→ **What is needed**
Search each line of the data for the word "Between"; copy every line where it is found.

→ **Records to process**
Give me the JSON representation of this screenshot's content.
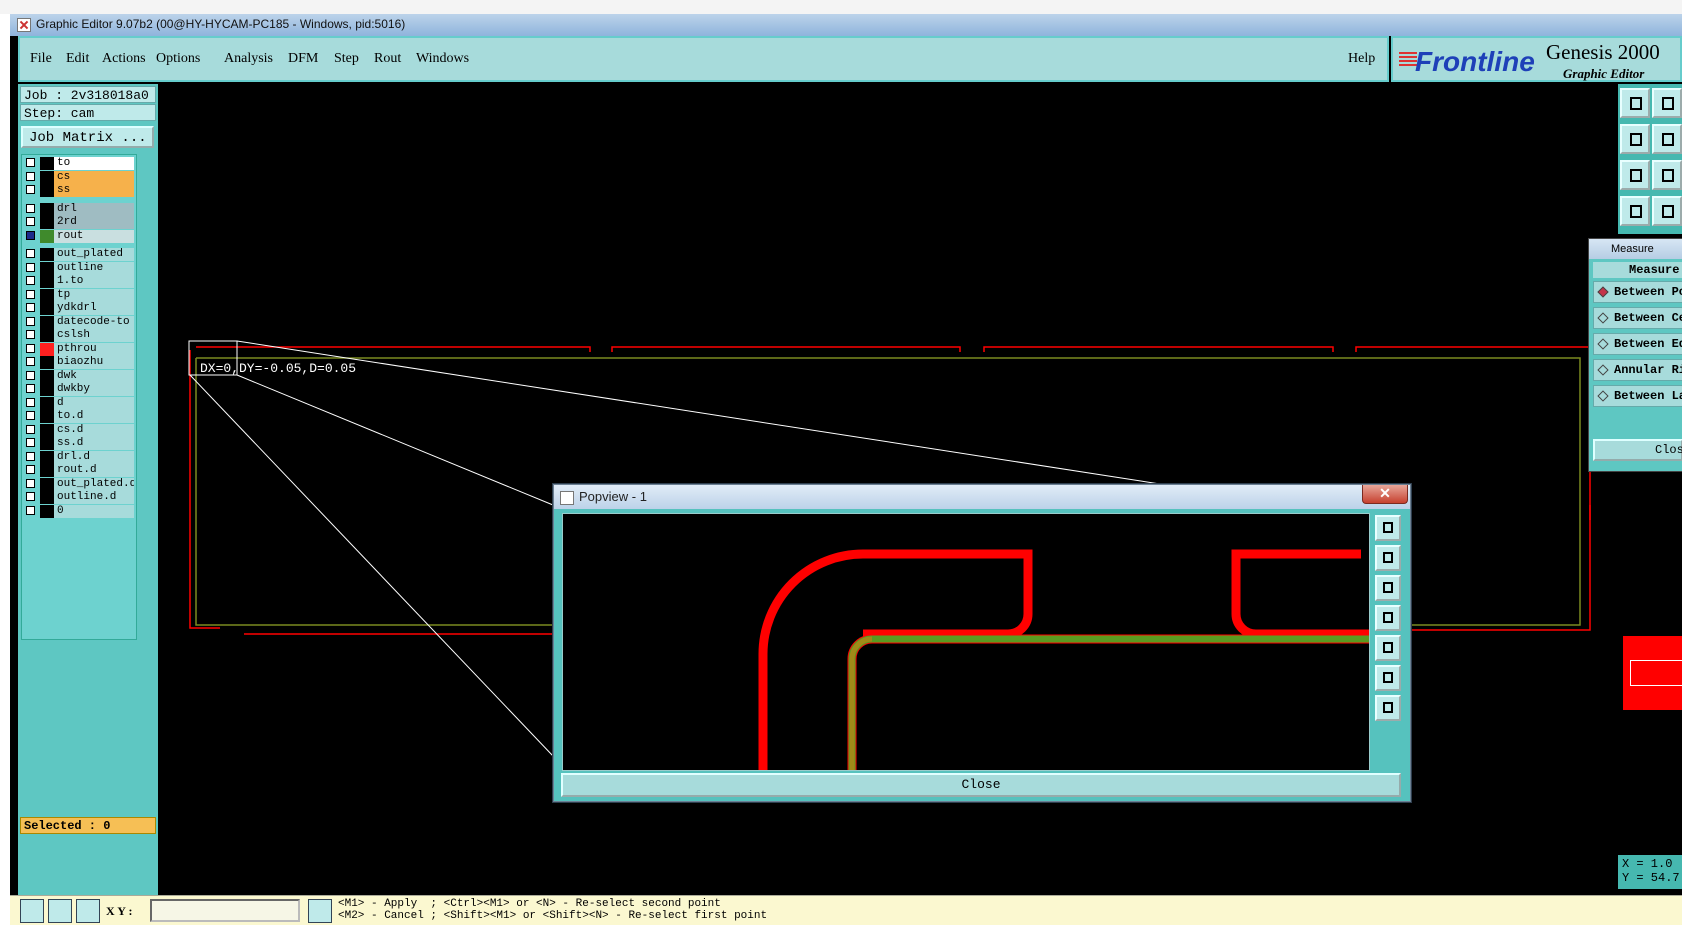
{
  "window": {
    "title": "Graphic Editor 9.07b2 (00@HY-HYCAM-PC185 - Windows, pid:5016)"
  },
  "menu": {
    "items": [
      "File",
      "Edit",
      "Actions",
      "Options",
      "Analysis",
      "DFM",
      "Step",
      "Rout",
      "Windows"
    ],
    "help": "Help"
  },
  "brand": {
    "logo": "Frontline",
    "title": "Genesis 2000",
    "subtitle": "Graphic Editor"
  },
  "job": {
    "job": "Job : 2v318018a0",
    "step": "Step: cam",
    "matrix_button": "Job Matrix ..."
  },
  "layers": [
    {
      "name": "to",
      "color": "#ffffff",
      "sw": "#000000"
    },
    {
      "name": "cs",
      "color": "#f6b14b",
      "sw": "#000000"
    },
    {
      "name": "ss",
      "color": "#f6b14b",
      "sw": "#000000"
    },
    {
      "name": "drl",
      "color": "#9fbcc2",
      "sw": "#000000"
    },
    {
      "name": "2rd",
      "color": "#9fbcc2",
      "sw": "#000000"
    },
    {
      "name": "rout",
      "color": "#c9dfe0",
      "sw": "#3f8a2c",
      "active": true
    },
    {
      "name": "out_plated",
      "color": "#a7dbdb",
      "sw": "#000000"
    },
    {
      "name": "outline",
      "color": "#a7dbdb",
      "sw": "#000000"
    },
    {
      "name": "1.to",
      "color": "#a7dbdb",
      "sw": "#000000"
    },
    {
      "name": "tp",
      "color": "#a7dbdb",
      "sw": "#000000"
    },
    {
      "name": "ydkdrl",
      "color": "#a7dbdb",
      "sw": "#000000"
    },
    {
      "name": "datecode-to",
      "color": "#a7dbdb",
      "sw": "#000000"
    },
    {
      "name": "cslsh",
      "color": "#a7dbdb",
      "sw": "#000000"
    },
    {
      "name": "pthrou",
      "color": "#a7dbdb",
      "sw": "#ff2020"
    },
    {
      "name": "biaozhu",
      "color": "#a7dbdb",
      "sw": "#000000"
    },
    {
      "name": "dwk",
      "color": "#a7dbdb",
      "sw": "#000000"
    },
    {
      "name": "dwkby",
      "color": "#a7dbdb",
      "sw": "#000000"
    },
    {
      "name": "d",
      "color": "#a7dbdb",
      "sw": "#000000"
    },
    {
      "name": "to.d",
      "color": "#a7dbdb",
      "sw": "#000000"
    },
    {
      "name": "cs.d",
      "color": "#a7dbdb",
      "sw": "#000000"
    },
    {
      "name": "ss.d",
      "color": "#a7dbdb",
      "sw": "#000000"
    },
    {
      "name": "drl.d",
      "color": "#a7dbdb",
      "sw": "#000000"
    },
    {
      "name": "rout.d",
      "color": "#a7dbdb",
      "sw": "#000000"
    },
    {
      "name": "out_plated.d",
      "color": "#a7dbdb",
      "sw": "#000000"
    },
    {
      "name": "outline.d",
      "color": "#a7dbdb",
      "sw": "#000000"
    },
    {
      "name": "0",
      "color": "#a7dbdb",
      "sw": "#000000"
    }
  ],
  "selected": "Selected : 0",
  "canvas": {
    "measure_readout": "DX=0,DY=-0.05,D=0.05"
  },
  "measure_popup": {
    "title": "Measure Popup",
    "header": "Measure",
    "options": [
      "Between Points",
      "Between Centers",
      "Between Edges",
      "Annular Ring",
      "Between Layers"
    ],
    "close": "Close"
  },
  "coords": {
    "x": "X = 1.0",
    "y": "Y = 54.7"
  },
  "popview": {
    "title": "Popview - 1",
    "close_button": "Close",
    "close_x": "✕"
  },
  "status": {
    "xy_label": "X Y :",
    "xy_value": "",
    "hint_line1": "<M1> - Apply  ; <Ctrl><M1> or <N> - Re-select second point",
    "hint_line2": "<M2> - Cancel ; <Shift><M1> or <Shift><N> - Re-select first point"
  },
  "colors": {
    "pcb_red": "#ff0000",
    "rout_green": "#5a9a20",
    "outline_green": "#7a8a20",
    "panel_teal": "#5ec7c2"
  }
}
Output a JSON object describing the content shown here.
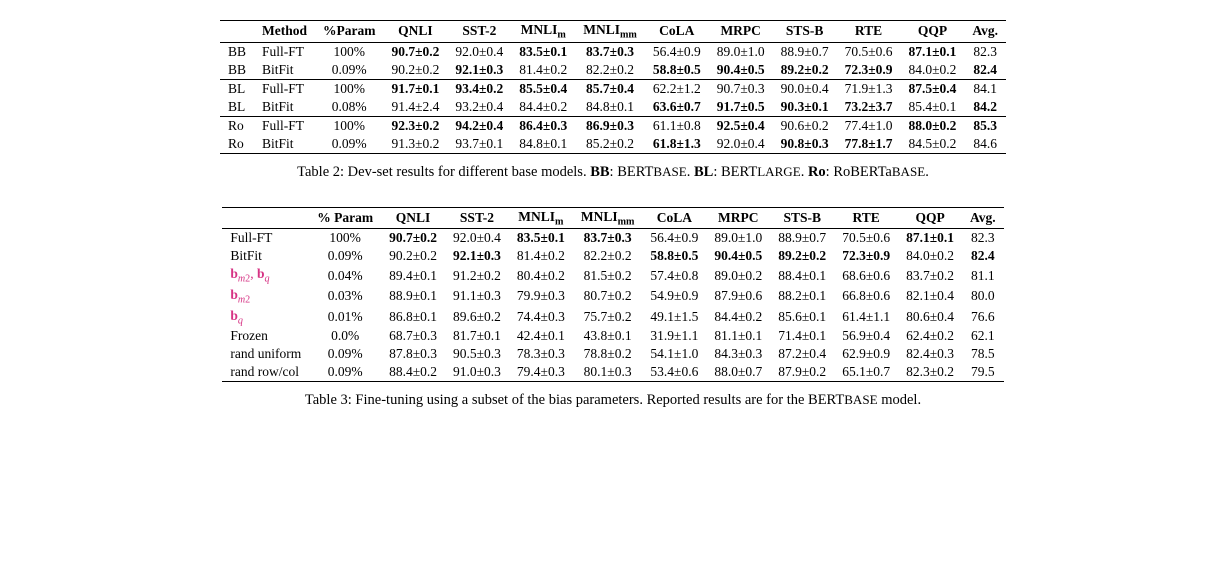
{
  "table2": {
    "headers": [
      "",
      "Method",
      "%Param",
      "QNLI",
      "SST-2",
      "MNLI_m",
      "MNLI_mm",
      "CoLA",
      "MRPC",
      "STS-B",
      "RTE",
      "QQP",
      "Avg."
    ],
    "rows": [
      {
        "model": "BB",
        "method": "Full-FT",
        "param": "100%",
        "qnli": "90.7±0.2",
        "qnli_b": true,
        "sst2": "92.0±0.4",
        "sst2_b": false,
        "mnlim": "83.5±0.1",
        "mnlim_b": true,
        "mnlimm": "83.7±0.3",
        "mnlimm_b": true,
        "cola": "56.4±0.9",
        "cola_b": false,
        "mrpc": "89.0±1.0",
        "mrpc_b": false,
        "stsb": "88.9±0.7",
        "stsb_b": false,
        "rte": "70.5±0.6",
        "rte_b": false,
        "qqp": "87.1±0.1",
        "qqp_b": true,
        "avg": "82.3",
        "avg_b": false
      },
      {
        "model": "BB",
        "method": "BitFit",
        "param": "0.09%",
        "qnli": "90.2±0.2",
        "qnli_b": false,
        "sst2": "92.1±0.3",
        "sst2_b": true,
        "mnlim": "81.4±0.2",
        "mnlim_b": false,
        "mnlimm": "82.2±0.2",
        "mnlimm_b": false,
        "cola": "58.8±0.5",
        "cola_b": true,
        "mrpc": "90.4±0.5",
        "mrpc_b": true,
        "stsb": "89.2±0.2",
        "stsb_b": true,
        "rte": "72.3±0.9",
        "rte_b": true,
        "qqp": "84.0±0.2",
        "qqp_b": false,
        "avg": "82.4",
        "avg_b": true
      },
      {
        "model": "BL",
        "method": "Full-FT",
        "param": "100%",
        "qnli": "91.7±0.1",
        "qnli_b": true,
        "sst2": "93.4±0.2",
        "sst2_b": true,
        "mnlim": "85.5±0.4",
        "mnlim_b": true,
        "mnlimm": "85.7±0.4",
        "mnlimm_b": true,
        "cola": "62.2±1.2",
        "cola_b": false,
        "mrpc": "90.7±0.3",
        "mrpc_b": false,
        "stsb": "90.0±0.4",
        "stsb_b": false,
        "rte": "71.9±1.3",
        "rte_b": false,
        "qqp": "87.5±0.4",
        "qqp_b": true,
        "avg": "84.1",
        "avg_b": false
      },
      {
        "model": "BL",
        "method": "BitFit",
        "param": "0.08%",
        "qnli": "91.4±2.4",
        "qnli_b": false,
        "sst2": "93.2±0.4",
        "sst2_b": false,
        "mnlim": "84.4±0.2",
        "mnlim_b": false,
        "mnlimm": "84.8±0.1",
        "mnlimm_b": false,
        "cola": "63.6±0.7",
        "cola_b": true,
        "mrpc": "91.7±0.5",
        "mrpc_b": true,
        "stsb": "90.3±0.1",
        "stsb_b": true,
        "rte": "73.2±3.7",
        "rte_b": true,
        "qqp": "85.4±0.1",
        "qqp_b": false,
        "avg": "84.2",
        "avg_b": true
      },
      {
        "model": "Ro",
        "method": "Full-FT",
        "param": "100%",
        "qnli": "92.3±0.2",
        "qnli_b": true,
        "sst2": "94.2±0.4",
        "sst2_b": true,
        "mnlim": "86.4±0.3",
        "mnlim_b": true,
        "mnlimm": "86.9±0.3",
        "mnlimm_b": true,
        "cola": "61.1±0.8",
        "cola_b": false,
        "mrpc": "92.5±0.4",
        "mrpc_b": true,
        "stsb": "90.6±0.2",
        "stsb_b": false,
        "rte": "77.4±1.0",
        "rte_b": false,
        "qqp": "88.0±0.2",
        "qqp_b": true,
        "avg": "85.3",
        "avg_b": true
      },
      {
        "model": "Ro",
        "method": "BitFit",
        "param": "0.09%",
        "qnli": "91.3±0.2",
        "qnli_b": false,
        "sst2": "93.7±0.1",
        "sst2_b": false,
        "mnlim": "84.8±0.1",
        "mnlim_b": false,
        "mnlimm": "85.2±0.2",
        "mnlimm_b": false,
        "cola": "61.8±1.3",
        "cola_b": true,
        "mrpc": "92.0±0.4",
        "mrpc_b": false,
        "stsb": "90.8±0.3",
        "stsb_b": true,
        "rte": "77.8±1.7",
        "rte_b": true,
        "qqp": "84.5±0.2",
        "qqp_b": false,
        "avg": "84.6",
        "avg_b": false
      }
    ],
    "caption_pre": "Table 2:  Dev-set results for different base models. ",
    "caption_bb": "BB",
    "caption_bb_ex": ": BERT",
    "caption_bb_sub": "BASE",
    "caption_bl": "BL",
    "caption_bl_ex": ": BERT",
    "caption_bl_sub": "LARGE",
    "caption_ro": "Ro",
    "caption_ro_ex": ": RoBERTa",
    "caption_ro_sub": "BASE"
  },
  "table3": {
    "headers": [
      "",
      "% Param",
      "QNLI",
      "SST-2",
      "MNLI_m",
      "MNLI_mm",
      "CoLA",
      "MRPC",
      "STS-B",
      "RTE",
      "QQP",
      "Avg."
    ],
    "rows": [
      {
        "method": "Full-FT",
        "pink": false,
        "param": "100%",
        "qnli": "90.7±0.2",
        "qnli_b": true,
        "sst2": "92.0±0.4",
        "sst2_b": false,
        "mnlim": "83.5±0.1",
        "mnlim_b": true,
        "mnlimm": "83.7±0.3",
        "mnlimm_b": true,
        "cola": "56.4±0.9",
        "cola_b": false,
        "mrpc": "89.0±1.0",
        "mrpc_b": false,
        "stsb": "88.9±0.7",
        "stsb_b": false,
        "rte": "70.5±0.6",
        "rte_b": false,
        "qqp": "87.1±0.1",
        "qqp_b": true,
        "avg": "82.3",
        "avg_b": false
      },
      {
        "method": "BitFit",
        "pink": false,
        "param": "0.09%",
        "qnli": "90.2±0.2",
        "qnli_b": false,
        "sst2": "92.1±0.3",
        "sst2_b": true,
        "mnlim": "81.4±0.2",
        "mnlim_b": false,
        "mnlimm": "82.2±0.2",
        "mnlimm_b": false,
        "cola": "58.8±0.5",
        "cola_b": true,
        "mrpc": "90.4±0.5",
        "mrpc_b": true,
        "stsb": "89.2±0.2",
        "stsb_b": true,
        "rte": "72.3±0.9",
        "rte_b": true,
        "qqp": "84.0±0.2",
        "qqp_b": false,
        "avg": "82.4",
        "avg_b": true
      },
      {
        "method": "b_m2_bq",
        "pink": true,
        "param": "0.04%",
        "qnli": "89.4±0.1",
        "qnli_b": false,
        "sst2": "91.2±0.2",
        "sst2_b": false,
        "mnlim": "80.4±0.2",
        "mnlim_b": false,
        "mnlimm": "81.5±0.2",
        "mnlimm_b": false,
        "cola": "57.4±0.8",
        "cola_b": false,
        "mrpc": "89.0±0.2",
        "mrpc_b": false,
        "stsb": "88.4±0.1",
        "stsb_b": false,
        "rte": "68.6±0.6",
        "rte_b": false,
        "qqp": "83.7±0.2",
        "qqp_b": false,
        "avg": "81.1",
        "avg_b": false
      },
      {
        "method": "b_m2",
        "pink": true,
        "param": "0.03%",
        "qnli": "88.9±0.1",
        "qnli_b": false,
        "sst2": "91.1±0.3",
        "sst2_b": false,
        "mnlim": "79.9±0.3",
        "mnlim_b": false,
        "mnlimm": "80.7±0.2",
        "mnlimm_b": false,
        "cola": "54.9±0.9",
        "cola_b": false,
        "mrpc": "87.9±0.6",
        "mrpc_b": false,
        "stsb": "88.2±0.1",
        "stsb_b": false,
        "rte": "66.8±0.6",
        "rte_b": false,
        "qqp": "82.1±0.4",
        "qqp_b": false,
        "avg": "80.0",
        "avg_b": false
      },
      {
        "method": "b_q",
        "pink": true,
        "param": "0.01%",
        "qnli": "86.8±0.1",
        "qnli_b": false,
        "sst2": "89.6±0.2",
        "sst2_b": false,
        "mnlim": "74.4±0.3",
        "mnlim_b": false,
        "mnlimm": "75.7±0.2",
        "mnlimm_b": false,
        "cola": "49.1±1.5",
        "cola_b": false,
        "mrpc": "84.4±0.2",
        "mrpc_b": false,
        "stsb": "85.6±0.1",
        "stsb_b": false,
        "rte": "61.4±1.1",
        "rte_b": false,
        "qqp": "80.6±0.4",
        "qqp_b": false,
        "avg": "76.6",
        "avg_b": false
      },
      {
        "method": "Frozen",
        "pink": false,
        "param": "0.0%",
        "qnli": "68.7±0.3",
        "qnli_b": false,
        "sst2": "81.7±0.1",
        "sst2_b": false,
        "mnlim": "42.4±0.1",
        "mnlim_b": false,
        "mnlimm": "43.8±0.1",
        "mnlimm_b": false,
        "cola": "31.9±1.1",
        "cola_b": false,
        "mrpc": "81.1±0.1",
        "mrpc_b": false,
        "stsb": "71.4±0.1",
        "stsb_b": false,
        "rte": "56.9±0.4",
        "rte_b": false,
        "qqp": "62.4±0.2",
        "qqp_b": false,
        "avg": "62.1",
        "avg_b": false
      },
      {
        "method": "rand uniform",
        "pink": false,
        "param": "0.09%",
        "qnli": "87.8±0.3",
        "qnli_b": false,
        "sst2": "90.5±0.3",
        "sst2_b": false,
        "mnlim": "78.3±0.3",
        "mnlim_b": false,
        "mnlimm": "78.8±0.2",
        "mnlimm_b": false,
        "cola": "54.1±1.0",
        "cola_b": false,
        "mrpc": "84.3±0.3",
        "mrpc_b": false,
        "stsb": "87.2±0.4",
        "stsb_b": false,
        "rte": "62.9±0.9",
        "rte_b": false,
        "qqp": "82.4±0.3",
        "qqp_b": false,
        "avg": "78.5",
        "avg_b": false
      },
      {
        "method": "rand row/col",
        "pink": false,
        "param": "0.09%",
        "qnli": "88.4±0.2",
        "qnli_b": false,
        "sst2": "91.0±0.3",
        "sst2_b": false,
        "mnlim": "79.4±0.3",
        "mnlim_b": false,
        "mnlimm": "80.1±0.3",
        "mnlimm_b": false,
        "cola": "53.4±0.6",
        "cola_b": false,
        "mrpc": "88.0±0.7",
        "mrpc_b": false,
        "stsb": "87.9±0.2",
        "stsb_b": false,
        "rte": "65.1±0.7",
        "rte_b": false,
        "qqp": "82.3±0.2",
        "qqp_b": false,
        "avg": "79.5",
        "avg_b": false
      }
    ],
    "caption_pre": "Table 3:  Fine-tuning using a subset of the bias parameters. Reported results are for the BERT",
    "caption_sub": "BASE",
    "caption_post": " model."
  }
}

→ **Solved problem**
      "Between Points",
      "Between Centers",
      "Between Edges",
      "Between Layers"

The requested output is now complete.